This painting shows the death of Major-General James Wolfe on the Plains of Abraham at the Battle of Quebec in 1759 during the Seven Years' War, known in the United States as the French and Indian War. Wolfe was killed by musket fire in the brief battle as he led the British forces to victory, setting in motion the conquest of Canada from the French. We see him lying on the battlefield as he is surrounded and comforted by a group of officers. His figure, creating the base of a pyramidal grouping that rises to the partially furled flag above, and his pale face are lit up with a Christ-like illumination, making him the visual and emotional center of the work. To the left a group of officers stand in attendance, conveying a distress reminiscent of depictions of the mourning of Christ. In the left foreground, a single Indigenous man sits, his chin in his hand, as if deep in thought. Two more officers on the right frame the scene, while in the background the opposing forces mill, and black smoke from the battlefield and storm clouds converge around the intersecting diagonal of the flag. A sense of drama is conveyed as the battle ends with a singular heroic sacrifice.
A number of officers are identifiable, as Captain Harvey Smythe holds Wolfe's arm, Dr. Thomas Hinde tries to staunch the general's bleeding, and Lieutenant Colonel Simon Fraser of the 78th Fraser Highlanders is shown in his company's tartan. While these identifiable portraits created a sense of accuracy and historical importance, almost all of them were not at the scene, and their inclusion reflects the artist's intention to compose an iconic image of a British hero. The Indigenous warrior has attracted much scholarly interpretation, including the argument that he represents the noble savage, a concept advanced by the French philosopher Jean-Jacques Rousseau who extolled the simpler and therefore nobler character of "primitive" peoples. At the same time, his inclusion also places the scene firmly within the New World, for the artist has carefully selected all the significant elements. For instance, in the background a British soldier is racing toward the group, as he carries the captured French flag. As historian Robert A. Bromley wrote, the overall effect is "so natural...and they come so near to the truth of the history, that they are almost true, and yet not one of them is true in fact."

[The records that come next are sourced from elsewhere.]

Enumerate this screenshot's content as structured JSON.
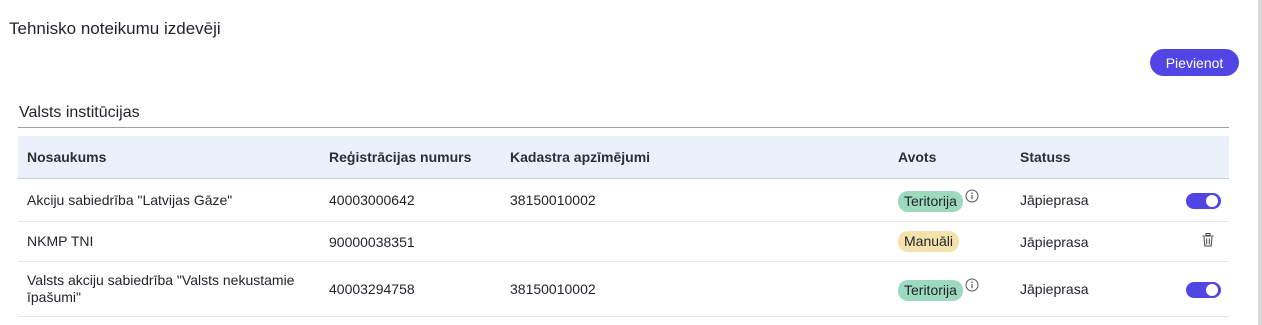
{
  "page": {
    "title": "Tehnisko noteikumu izdevēji"
  },
  "toolbar": {
    "add_label": "Pievienot"
  },
  "section": {
    "title": "Valsts institūcijas"
  },
  "table": {
    "columns": [
      "Nosaukums",
      "Reģistrācijas numurs",
      "Kadastra apzīmējumi",
      "Avots",
      "Statuss"
    ],
    "rows": [
      {
        "name": "Akciju sabiedrība \"Latvijas Gāze\"",
        "reg_no": "40003000642",
        "cadastre": "38150010002",
        "source": "Teritorija",
        "source_color": "#9dd9bf",
        "status": "Jāpieprasa",
        "action": "toggle-on"
      },
      {
        "name": "NKMP TNI",
        "reg_no": "90000038351",
        "cadastre": "",
        "source": "Manuāli",
        "source_color": "#f3e2ab",
        "status": "Jāpieprasa",
        "action": "trash-icon"
      },
      {
        "name": "Valsts akciju sabiedrība \"Valsts nekustamie īpašumi\"",
        "reg_no": "40003294758",
        "cadastre": "38150010002",
        "source": "Teritorija",
        "source_color": "#9dd9bf",
        "status": "Jāpieprasa",
        "action": "toggle-on"
      }
    ]
  },
  "colors": {
    "accent": "#5146e5",
    "header_bg": "#eaf1fb"
  }
}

West innovatively reinterpreted the historical painting by depicting a contemporary scene and clothing his figures in contemporary garb. Sir Joshua Reynolds, along with other notable artists and patrons, urged the artist to depict the figures in classical Roman clothing to lend the event greater dignity, but West replied, "The same truth that guides the pen of the historian should govern the pencil of the artist." Infuriated at Wolfe's use of contemporary clothing, King George III declined to purchase the work, and the artist, subsequently, gave it to the Royal Academy where it became widely popular. William Woollett's engravings of the painting found an international audience, and West was commissioned to paint four more copies of the painting. The work, influencing the movement of many artists toward contemporary history painting, paved the way for David's Oath of the Tennis Court (1791) and John Trumbull's Declaration of Independence (1787-1819). Its cultural influence continued well into the modern era, as, during the British Empire, as historian Graeme Wynn noted it, "became the most powerful icon of an intensely symbolic triumph for British imperialism," and in 1921 the British donated the work to Canada in recognition of their service in World War I.